Dan Cohen posts a well-documented proof that Amazon limits the number of downloads of Kindle titles on some, but not all, books in the Kindle store. He found this after attempting to load a reference book on several devices before the weekend, at which time he was told that the publisher, not Amazon, had set a limit on the number of downloads.

This sounds plausible, because Amazon is particularly sensitive about its relationships with publishers. Yet it is a grave mistake by Amazon, because the one feature of the e-book buying experience they should be enforcing is ongoing availability. Once purchased, a book should be accessible to the buyer for download forever, which is the advertised offer (“Automatic Library Backup: Download Your Books Anytime for Free”), otherwise the e-book becomes less reliable than a paper book and its primary value, its re-usability, is defeated. For example, my family has three Kindles, and if I wanted to share a book with all those Kindles, a book I’ve paid for, but the publisher thinks I should only be able to download the book twice, that’s an inconvenience I would not have with one of the thousands of paper books around the house. Hence, paper becomes the more attractive and flexible option and Amazon has shot itself in the foot by catering to the publisher’s wims on copy limits.

Because Amazon factors in the cost of delivery via its Whispernet service, there should be no limit on downloading imposed by publishers, since those fees are not passed along to them. Amazon, as the distributor and the seller of the Kindle reader, is taking on the cost of providing ongoing access. This form of curation, as I wrote at ZD Net a couple months back, is essential to growth of e-book adoption. Customers do not want to have to repurchase books for different devices, nor to keep up with changes in e-book formats.

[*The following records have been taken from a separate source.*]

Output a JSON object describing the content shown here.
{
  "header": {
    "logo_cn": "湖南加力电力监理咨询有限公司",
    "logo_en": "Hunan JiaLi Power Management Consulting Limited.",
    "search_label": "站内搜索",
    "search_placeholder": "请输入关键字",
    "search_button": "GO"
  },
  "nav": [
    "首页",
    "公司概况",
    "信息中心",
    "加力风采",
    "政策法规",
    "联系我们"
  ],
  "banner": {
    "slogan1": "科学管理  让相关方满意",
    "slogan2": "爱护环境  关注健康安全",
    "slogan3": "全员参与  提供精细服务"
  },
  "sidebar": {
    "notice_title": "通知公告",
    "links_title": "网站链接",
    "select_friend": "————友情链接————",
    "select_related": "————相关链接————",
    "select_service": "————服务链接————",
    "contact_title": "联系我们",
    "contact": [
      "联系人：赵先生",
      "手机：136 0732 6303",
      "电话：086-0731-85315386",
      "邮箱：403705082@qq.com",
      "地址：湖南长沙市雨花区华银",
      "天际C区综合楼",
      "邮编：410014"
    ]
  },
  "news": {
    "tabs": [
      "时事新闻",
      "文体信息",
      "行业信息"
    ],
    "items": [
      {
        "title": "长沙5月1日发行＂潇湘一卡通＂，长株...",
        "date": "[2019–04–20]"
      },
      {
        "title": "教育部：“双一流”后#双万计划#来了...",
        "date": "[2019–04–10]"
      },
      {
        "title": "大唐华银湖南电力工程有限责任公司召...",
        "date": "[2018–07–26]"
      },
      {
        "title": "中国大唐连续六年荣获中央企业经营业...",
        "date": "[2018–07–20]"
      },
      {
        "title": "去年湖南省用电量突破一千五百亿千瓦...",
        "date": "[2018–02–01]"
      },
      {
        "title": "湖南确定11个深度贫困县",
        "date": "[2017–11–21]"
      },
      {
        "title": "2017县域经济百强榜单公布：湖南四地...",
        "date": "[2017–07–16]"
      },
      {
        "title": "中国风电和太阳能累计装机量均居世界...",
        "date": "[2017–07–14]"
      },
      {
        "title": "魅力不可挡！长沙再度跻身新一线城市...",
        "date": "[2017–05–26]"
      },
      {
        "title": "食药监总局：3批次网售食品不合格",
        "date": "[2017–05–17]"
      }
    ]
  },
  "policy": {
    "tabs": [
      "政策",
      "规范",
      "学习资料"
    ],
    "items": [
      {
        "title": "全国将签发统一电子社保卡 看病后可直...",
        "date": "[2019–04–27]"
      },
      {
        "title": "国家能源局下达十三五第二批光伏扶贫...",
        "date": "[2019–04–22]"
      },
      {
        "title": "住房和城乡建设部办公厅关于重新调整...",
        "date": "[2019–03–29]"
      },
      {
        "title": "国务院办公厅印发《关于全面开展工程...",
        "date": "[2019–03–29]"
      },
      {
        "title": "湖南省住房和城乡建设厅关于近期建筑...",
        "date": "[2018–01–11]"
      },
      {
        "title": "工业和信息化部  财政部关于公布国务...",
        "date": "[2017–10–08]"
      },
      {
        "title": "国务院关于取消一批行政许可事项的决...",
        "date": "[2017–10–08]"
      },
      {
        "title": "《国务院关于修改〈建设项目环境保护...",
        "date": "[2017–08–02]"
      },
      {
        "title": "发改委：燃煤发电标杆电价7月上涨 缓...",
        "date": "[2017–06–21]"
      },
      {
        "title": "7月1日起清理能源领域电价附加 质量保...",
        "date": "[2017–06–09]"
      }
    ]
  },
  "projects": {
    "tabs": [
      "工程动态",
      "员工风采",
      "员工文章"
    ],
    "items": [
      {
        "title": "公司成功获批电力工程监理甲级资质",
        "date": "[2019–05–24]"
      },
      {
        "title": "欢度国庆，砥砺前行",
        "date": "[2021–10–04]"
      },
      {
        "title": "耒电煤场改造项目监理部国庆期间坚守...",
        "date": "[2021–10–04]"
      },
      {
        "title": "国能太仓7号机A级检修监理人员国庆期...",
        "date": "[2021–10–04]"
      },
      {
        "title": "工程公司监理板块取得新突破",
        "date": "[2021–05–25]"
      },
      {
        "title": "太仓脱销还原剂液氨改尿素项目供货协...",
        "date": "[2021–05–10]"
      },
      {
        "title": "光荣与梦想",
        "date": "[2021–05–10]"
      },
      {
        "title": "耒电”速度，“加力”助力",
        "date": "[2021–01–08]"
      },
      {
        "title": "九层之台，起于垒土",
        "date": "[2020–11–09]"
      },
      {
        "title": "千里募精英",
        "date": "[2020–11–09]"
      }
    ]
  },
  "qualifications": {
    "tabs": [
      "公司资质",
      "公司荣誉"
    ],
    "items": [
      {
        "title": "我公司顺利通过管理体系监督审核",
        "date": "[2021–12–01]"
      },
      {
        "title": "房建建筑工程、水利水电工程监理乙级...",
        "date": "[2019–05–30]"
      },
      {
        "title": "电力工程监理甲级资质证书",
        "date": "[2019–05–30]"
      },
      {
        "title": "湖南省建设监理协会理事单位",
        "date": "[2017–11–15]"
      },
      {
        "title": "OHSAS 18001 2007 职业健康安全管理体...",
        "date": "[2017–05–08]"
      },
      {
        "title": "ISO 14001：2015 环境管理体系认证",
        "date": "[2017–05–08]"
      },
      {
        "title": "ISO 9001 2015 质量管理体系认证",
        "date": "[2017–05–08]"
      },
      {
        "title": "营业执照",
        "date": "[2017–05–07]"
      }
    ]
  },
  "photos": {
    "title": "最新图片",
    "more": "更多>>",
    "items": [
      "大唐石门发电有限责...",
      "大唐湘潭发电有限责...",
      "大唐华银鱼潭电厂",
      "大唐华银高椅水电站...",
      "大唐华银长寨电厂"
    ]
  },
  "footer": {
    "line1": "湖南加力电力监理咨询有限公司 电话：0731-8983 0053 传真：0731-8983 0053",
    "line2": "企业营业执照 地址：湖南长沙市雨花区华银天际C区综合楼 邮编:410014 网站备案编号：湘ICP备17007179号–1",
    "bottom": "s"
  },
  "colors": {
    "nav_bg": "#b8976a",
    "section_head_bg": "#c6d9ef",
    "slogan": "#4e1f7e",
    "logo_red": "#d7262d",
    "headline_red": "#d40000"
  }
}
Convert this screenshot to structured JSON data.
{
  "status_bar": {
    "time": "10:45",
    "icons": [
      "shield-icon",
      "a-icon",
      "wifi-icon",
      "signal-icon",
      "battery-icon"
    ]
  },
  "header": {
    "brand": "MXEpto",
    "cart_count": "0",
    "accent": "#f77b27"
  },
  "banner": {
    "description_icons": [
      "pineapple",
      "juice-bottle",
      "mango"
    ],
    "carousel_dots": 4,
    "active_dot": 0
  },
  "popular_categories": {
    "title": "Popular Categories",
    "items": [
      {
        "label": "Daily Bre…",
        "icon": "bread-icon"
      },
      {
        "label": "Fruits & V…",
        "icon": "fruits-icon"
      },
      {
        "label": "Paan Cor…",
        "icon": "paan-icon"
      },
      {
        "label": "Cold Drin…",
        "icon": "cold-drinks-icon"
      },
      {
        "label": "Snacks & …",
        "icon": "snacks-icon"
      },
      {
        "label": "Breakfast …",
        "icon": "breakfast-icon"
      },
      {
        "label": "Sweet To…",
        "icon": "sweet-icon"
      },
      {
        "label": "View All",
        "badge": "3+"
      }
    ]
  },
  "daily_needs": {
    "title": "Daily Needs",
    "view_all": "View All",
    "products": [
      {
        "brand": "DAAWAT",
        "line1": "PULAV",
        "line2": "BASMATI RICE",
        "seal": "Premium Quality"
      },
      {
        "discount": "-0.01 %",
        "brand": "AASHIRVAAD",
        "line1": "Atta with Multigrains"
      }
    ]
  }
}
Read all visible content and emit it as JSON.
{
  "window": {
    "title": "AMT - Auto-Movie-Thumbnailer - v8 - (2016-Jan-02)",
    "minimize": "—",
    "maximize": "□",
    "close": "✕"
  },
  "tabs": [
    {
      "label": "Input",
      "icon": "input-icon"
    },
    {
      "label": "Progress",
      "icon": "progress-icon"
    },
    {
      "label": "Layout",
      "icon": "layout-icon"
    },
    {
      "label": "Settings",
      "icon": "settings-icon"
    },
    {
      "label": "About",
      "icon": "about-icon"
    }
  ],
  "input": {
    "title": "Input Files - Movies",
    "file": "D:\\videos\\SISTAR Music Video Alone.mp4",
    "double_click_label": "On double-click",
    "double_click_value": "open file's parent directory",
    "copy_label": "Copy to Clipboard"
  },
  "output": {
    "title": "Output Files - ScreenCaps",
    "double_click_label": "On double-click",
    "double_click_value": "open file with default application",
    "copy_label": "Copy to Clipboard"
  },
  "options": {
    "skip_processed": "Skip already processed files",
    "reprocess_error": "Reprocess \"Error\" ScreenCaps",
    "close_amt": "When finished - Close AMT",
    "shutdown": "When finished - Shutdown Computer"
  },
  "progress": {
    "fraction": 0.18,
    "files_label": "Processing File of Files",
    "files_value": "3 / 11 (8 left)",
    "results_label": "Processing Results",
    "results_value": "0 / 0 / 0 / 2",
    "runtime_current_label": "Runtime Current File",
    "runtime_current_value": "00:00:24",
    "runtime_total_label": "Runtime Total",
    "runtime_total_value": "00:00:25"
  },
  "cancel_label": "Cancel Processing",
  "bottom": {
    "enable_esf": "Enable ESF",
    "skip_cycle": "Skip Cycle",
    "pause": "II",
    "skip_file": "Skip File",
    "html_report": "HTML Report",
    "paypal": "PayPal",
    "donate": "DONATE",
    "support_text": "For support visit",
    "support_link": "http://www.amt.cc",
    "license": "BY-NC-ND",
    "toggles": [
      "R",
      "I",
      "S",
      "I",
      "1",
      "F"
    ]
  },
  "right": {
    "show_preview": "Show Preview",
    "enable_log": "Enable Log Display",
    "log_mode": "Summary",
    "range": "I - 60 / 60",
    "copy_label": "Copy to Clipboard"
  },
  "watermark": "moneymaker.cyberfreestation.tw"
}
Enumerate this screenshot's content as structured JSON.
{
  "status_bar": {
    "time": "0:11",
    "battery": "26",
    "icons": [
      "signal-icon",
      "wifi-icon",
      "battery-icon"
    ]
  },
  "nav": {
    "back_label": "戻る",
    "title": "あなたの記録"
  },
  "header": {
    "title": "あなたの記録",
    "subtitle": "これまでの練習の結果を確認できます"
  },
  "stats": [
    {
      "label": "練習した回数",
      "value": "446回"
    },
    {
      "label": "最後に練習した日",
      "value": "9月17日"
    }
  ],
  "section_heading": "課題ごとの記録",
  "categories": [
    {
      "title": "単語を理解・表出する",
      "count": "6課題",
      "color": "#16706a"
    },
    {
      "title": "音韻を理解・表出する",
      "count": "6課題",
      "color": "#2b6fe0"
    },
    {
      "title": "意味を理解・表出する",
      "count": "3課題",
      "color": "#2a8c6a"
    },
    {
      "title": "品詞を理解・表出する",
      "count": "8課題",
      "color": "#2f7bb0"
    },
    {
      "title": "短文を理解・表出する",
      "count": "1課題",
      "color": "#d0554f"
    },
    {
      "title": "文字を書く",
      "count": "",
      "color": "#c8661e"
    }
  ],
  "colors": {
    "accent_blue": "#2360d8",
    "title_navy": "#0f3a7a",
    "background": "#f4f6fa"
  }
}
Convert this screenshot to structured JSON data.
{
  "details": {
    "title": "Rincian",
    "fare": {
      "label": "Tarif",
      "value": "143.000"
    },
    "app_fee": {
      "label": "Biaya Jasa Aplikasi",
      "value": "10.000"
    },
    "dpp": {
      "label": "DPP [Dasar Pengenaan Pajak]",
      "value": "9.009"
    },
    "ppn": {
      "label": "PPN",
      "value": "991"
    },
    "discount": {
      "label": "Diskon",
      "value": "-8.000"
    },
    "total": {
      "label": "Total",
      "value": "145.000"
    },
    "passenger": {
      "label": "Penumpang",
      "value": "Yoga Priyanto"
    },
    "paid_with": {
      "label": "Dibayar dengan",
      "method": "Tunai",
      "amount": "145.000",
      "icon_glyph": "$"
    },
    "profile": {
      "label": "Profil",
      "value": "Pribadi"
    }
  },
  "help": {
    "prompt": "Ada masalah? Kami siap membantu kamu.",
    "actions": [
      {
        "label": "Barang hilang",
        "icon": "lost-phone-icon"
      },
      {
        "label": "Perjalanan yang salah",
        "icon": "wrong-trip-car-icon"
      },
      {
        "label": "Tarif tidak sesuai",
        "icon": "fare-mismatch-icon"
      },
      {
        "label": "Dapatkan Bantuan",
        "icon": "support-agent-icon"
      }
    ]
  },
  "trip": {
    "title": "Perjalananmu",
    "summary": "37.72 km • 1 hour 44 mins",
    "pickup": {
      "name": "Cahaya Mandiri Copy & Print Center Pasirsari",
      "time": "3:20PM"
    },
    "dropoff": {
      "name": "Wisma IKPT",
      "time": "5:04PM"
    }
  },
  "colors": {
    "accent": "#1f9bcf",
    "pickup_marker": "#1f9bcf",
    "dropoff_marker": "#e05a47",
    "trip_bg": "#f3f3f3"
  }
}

A bookseller needs to provide ongoing access to the book, including upgrades to formats needed to support new devices, just as the music industry has had to do when offering downloadable music—it is common for a music rights holder to pay $1 million or more to convert a library into a new format it wants to sell. Only Apple has managed to get away with fees for upgrading music to its DRM-free iTunes-Plus format, but those fees are the least popular decision Apple has made in recent memory, one it ultimately had to change from a bulk upgrade-only model to one that allows customers to choose individual tracks and albums to upgrade.

As Dan Cohen writes, the problem becomes one of a seller obviously misleading the buyer if the terms, including the number of downloads one is purchasing, is not explicitly described with the pricing. It cannot be buried in fine print, because it makes every purchase potentially unreliable, eroding customers’ confidence in the books and the company from which they are buying.

I’ve queried Amazon PR about this but received no response. Will post an update when I hear from them or one of my Amazon contacts.